» **TASK STATEMENT**:
Scan the records for "όταν". Show the matching lines.
+ + + + +
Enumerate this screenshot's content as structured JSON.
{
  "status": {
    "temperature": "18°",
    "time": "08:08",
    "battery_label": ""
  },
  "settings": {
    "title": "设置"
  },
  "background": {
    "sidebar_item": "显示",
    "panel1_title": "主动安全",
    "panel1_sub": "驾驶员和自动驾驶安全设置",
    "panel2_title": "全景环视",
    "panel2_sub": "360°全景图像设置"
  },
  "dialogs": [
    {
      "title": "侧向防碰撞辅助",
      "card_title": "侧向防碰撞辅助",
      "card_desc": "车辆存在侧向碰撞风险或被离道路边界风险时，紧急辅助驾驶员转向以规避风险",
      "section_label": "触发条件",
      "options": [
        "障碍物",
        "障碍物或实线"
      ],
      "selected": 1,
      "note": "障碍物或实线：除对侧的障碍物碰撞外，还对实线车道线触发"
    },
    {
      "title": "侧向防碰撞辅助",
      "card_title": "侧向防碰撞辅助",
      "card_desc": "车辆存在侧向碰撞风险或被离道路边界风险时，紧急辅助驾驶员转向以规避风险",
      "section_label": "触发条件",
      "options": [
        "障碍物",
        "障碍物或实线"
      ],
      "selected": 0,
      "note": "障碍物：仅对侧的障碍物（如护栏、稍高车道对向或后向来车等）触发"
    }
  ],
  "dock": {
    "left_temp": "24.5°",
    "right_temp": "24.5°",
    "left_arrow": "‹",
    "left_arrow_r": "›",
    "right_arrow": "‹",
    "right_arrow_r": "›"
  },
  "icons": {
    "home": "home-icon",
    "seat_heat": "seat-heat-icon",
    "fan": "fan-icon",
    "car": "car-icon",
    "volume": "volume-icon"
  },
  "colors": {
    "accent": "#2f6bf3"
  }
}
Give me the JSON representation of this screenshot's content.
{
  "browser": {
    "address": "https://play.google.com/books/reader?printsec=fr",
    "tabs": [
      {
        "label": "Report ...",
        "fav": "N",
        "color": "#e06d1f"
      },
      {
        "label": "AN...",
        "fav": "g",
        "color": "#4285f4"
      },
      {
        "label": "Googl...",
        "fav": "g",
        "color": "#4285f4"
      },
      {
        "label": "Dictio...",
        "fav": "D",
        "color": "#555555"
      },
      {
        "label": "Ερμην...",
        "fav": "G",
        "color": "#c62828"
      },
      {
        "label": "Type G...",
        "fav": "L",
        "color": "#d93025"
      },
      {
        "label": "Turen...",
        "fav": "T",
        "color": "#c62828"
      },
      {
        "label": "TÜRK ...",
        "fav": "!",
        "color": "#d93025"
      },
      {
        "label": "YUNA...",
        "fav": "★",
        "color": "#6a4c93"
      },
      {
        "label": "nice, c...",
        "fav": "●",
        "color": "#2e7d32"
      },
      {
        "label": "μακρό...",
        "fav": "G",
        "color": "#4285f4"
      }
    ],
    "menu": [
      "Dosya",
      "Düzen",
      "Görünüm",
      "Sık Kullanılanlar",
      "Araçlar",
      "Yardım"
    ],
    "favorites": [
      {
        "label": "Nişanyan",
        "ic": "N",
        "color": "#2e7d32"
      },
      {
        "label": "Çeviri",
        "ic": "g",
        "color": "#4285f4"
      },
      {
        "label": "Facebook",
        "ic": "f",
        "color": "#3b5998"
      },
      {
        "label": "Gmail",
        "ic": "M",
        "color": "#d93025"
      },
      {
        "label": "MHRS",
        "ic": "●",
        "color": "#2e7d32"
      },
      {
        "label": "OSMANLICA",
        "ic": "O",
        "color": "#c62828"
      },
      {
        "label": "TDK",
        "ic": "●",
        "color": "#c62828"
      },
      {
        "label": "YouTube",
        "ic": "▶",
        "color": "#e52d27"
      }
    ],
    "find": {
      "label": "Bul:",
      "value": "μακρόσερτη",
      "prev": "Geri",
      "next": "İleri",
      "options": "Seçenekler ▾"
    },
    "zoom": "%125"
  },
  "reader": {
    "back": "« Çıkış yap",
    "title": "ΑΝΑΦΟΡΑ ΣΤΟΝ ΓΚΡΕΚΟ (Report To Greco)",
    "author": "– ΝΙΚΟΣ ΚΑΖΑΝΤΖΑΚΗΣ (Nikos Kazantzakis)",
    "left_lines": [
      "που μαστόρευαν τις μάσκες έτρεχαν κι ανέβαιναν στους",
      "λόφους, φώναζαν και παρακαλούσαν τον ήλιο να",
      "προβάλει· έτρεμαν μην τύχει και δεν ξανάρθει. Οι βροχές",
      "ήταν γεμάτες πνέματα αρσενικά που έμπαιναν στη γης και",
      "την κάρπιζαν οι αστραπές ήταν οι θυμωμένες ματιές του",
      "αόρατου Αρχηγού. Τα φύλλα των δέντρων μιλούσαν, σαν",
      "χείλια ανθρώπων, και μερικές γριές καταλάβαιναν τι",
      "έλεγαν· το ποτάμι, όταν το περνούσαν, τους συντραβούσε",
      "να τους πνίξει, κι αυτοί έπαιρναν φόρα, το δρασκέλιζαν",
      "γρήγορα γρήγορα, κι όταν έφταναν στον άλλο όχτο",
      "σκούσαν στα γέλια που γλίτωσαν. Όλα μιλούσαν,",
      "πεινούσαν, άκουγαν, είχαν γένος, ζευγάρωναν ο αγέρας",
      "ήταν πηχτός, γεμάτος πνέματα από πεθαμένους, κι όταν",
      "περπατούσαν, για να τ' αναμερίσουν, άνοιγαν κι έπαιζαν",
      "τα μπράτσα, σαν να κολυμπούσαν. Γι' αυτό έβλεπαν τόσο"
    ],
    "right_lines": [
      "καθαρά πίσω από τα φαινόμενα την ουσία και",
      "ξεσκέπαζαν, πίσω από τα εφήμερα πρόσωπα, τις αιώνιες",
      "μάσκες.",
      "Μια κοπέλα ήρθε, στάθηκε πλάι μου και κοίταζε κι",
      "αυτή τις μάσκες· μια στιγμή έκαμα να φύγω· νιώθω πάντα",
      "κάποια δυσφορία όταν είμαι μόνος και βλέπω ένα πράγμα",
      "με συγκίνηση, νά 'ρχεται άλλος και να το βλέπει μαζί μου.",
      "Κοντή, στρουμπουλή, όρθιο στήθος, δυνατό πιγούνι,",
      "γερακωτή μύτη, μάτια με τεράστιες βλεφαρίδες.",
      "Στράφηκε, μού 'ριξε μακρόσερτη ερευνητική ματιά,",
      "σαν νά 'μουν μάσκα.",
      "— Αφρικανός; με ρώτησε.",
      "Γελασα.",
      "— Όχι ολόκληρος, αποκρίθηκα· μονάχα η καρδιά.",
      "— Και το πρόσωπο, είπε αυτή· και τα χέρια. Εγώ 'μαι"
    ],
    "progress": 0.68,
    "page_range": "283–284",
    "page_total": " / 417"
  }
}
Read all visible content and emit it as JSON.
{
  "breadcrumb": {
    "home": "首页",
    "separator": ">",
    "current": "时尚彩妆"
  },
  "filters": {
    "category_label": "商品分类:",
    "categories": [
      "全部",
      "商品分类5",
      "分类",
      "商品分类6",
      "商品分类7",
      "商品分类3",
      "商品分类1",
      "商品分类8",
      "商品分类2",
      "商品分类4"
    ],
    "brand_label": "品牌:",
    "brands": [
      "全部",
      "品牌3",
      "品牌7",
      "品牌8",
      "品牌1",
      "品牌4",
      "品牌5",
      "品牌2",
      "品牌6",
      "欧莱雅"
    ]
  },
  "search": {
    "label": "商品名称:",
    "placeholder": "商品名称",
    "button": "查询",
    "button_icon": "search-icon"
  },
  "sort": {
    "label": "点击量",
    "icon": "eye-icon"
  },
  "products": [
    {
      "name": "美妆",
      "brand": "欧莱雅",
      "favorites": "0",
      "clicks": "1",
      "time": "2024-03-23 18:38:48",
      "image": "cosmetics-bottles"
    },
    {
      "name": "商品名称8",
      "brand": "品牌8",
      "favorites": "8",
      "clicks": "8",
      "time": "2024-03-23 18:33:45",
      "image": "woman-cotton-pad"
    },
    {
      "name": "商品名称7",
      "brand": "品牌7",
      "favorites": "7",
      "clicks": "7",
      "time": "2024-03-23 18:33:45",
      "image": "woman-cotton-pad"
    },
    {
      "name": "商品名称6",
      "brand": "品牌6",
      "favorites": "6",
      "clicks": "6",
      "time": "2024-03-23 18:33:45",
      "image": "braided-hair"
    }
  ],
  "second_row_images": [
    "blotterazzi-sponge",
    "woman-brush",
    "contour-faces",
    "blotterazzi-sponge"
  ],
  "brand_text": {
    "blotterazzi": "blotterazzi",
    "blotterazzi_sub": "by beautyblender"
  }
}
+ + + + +
» **FINAL ANSWER**:
      "έλεγαν· το ποτάμι, όταν το περνούσαν, τους συντραβούσε",
      "γρήγορα γρήγορα, κι όταν έφταναν στον άλλο όχτο",
      "ήταν πηχτός, γεμάτος πνέματα από πεθαμένους, κι όταν",
      "κάποια δυσφορία όταν είμαι μόνος και βλέπω ένα πράγμα",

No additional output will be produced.